During the presidential campaign some Hispanics told pollsters that they did not want to be called “people of color.” A middle-class person with a similar education background to a neighbour could feel resentment because the neighbour has a better job. However, those sitting higher on the pyramid may have greater angst because inequality has made the super-rich very hard to compete with.

In 2012 a former director of Goldman Sachs, the top US investment bank, was found guilty in the biggest insider trading case in US history. Indian-born Rajat Gupta had been head of McKinsey, the management consultants, and was worth about $100m when he left the firm. However, it’s believed that he suffered from billionaire envy and was sentenced to 2 years in prison.

Trump lied that he was a billionaire and Wilbur Ross, his commerce secretary, lied about his assets for years, fooling Forbes magazine and virtually everyone else into thinking he was a billionaire. He revealed himself to be a millionaire in federal disclosure forms.

Finfacts: Cognitive dissonance and the flawed American democracy

Finfacts: 44% of US workers in low-paid jobs with median hourly pay of $10

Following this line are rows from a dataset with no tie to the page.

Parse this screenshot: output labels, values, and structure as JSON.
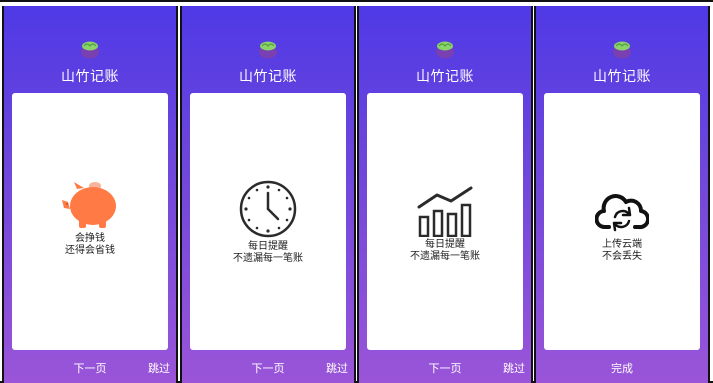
{
  "app_title": "山竹记账",
  "panels": [
    {
      "caption_line1": "会挣钱",
      "caption_line2": "还得会省钱",
      "next_label": "下一页",
      "skip_label": "跳过",
      "icon": "piggy-bank-icon"
    },
    {
      "caption_line1": "每日提醒",
      "caption_line2": "不遗漏每一笔账",
      "next_label": "下一页",
      "skip_label": "跳过",
      "icon": "clock-icon"
    },
    {
      "caption_line1": "每日提醒",
      "caption_line2": "不遗漏每一笔账",
      "next_label": "下一页",
      "skip_label": "跳过",
      "icon": "growth-chart-icon"
    },
    {
      "caption_line1": "上传云端",
      "caption_line2": "不会丢失",
      "done_label": "完成",
      "icon": "cloud-sync-icon"
    }
  ],
  "colors": {
    "gradient_top": "#4f39e6",
    "gradient_bottom": "#9a55d8",
    "piggy": "#ff7a45",
    "icon_dark": "#2b2b2b",
    "logo_green": "#8ad26a",
    "logo_purple": "#7a3fb0"
  }
}
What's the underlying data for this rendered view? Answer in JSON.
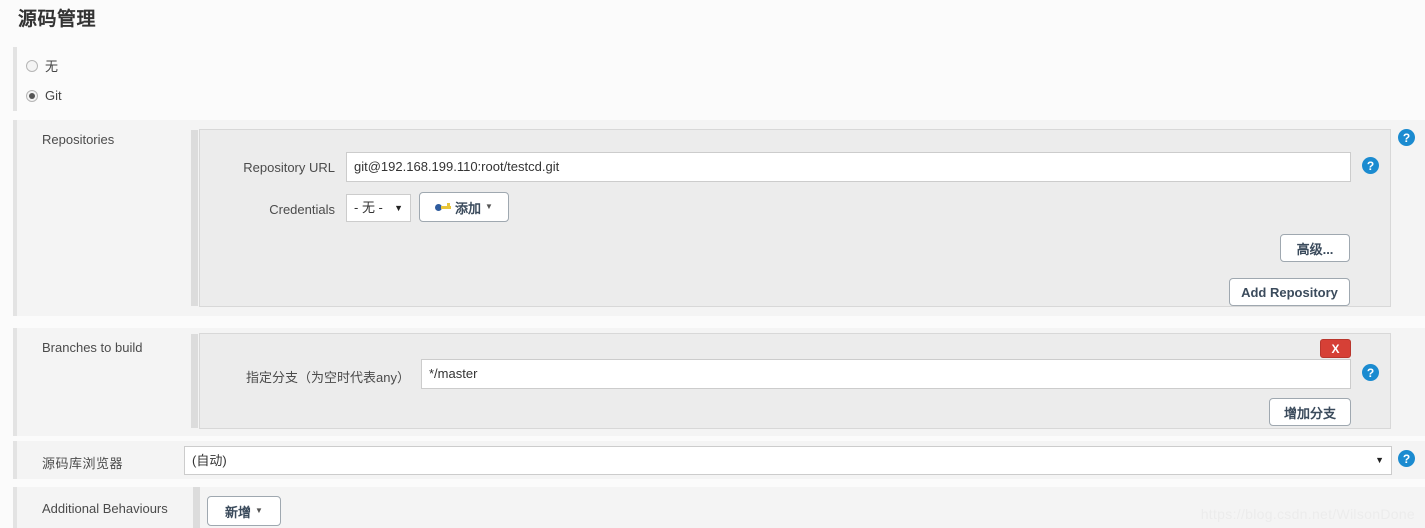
{
  "page": {
    "title": "源码管理",
    "watermark": "https://blog.csdn.net/WilsonDone"
  },
  "scm_type": {
    "options": [
      {
        "label": "无",
        "selected": false
      },
      {
        "label": "Git",
        "selected": true
      }
    ]
  },
  "repositories": {
    "section_label": "Repositories",
    "repository_url": {
      "label": "Repository URL",
      "value": "git@192.168.199.110:root/testcd.git",
      "help": "?"
    },
    "credentials": {
      "label": "Credentials",
      "selected": "- 无 -",
      "caret": "▼",
      "add_button": "添加",
      "add_caret": "▼"
    },
    "advanced_button": "高级...",
    "add_repository_button": "Add Repository",
    "help": "?"
  },
  "branches": {
    "section_label": "Branches to build",
    "branch_specifier": {
      "label": "指定分支（为空时代表any）",
      "value": "*/master",
      "delete_button": "X",
      "help": "?"
    },
    "add_branch_button": "增加分支"
  },
  "repository_browser": {
    "label": "源码库浏览器",
    "selected": "(自动)",
    "caret": "▼",
    "help": "?"
  },
  "additional_behaviours": {
    "label": "Additional Behaviours",
    "add_button": "新增",
    "add_caret": "▼"
  },
  "colors": {
    "help_blue": "#1b8bd0",
    "delete_red": "#d64036",
    "panel_bg": "#ececec",
    "row_bg": "#f4f4f4"
  }
}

Recent research on the French Revolution (from the 1780s) into the roots of modernisation suggests that while angry peasants took to the streets, it was “enlightened elites” who drove the reforms that upended French society in the late 18th century.

The researchers single out scientists and other “knowledge elites” as crucial players in the institutional changes that led to the modernisation of France’s feudal order.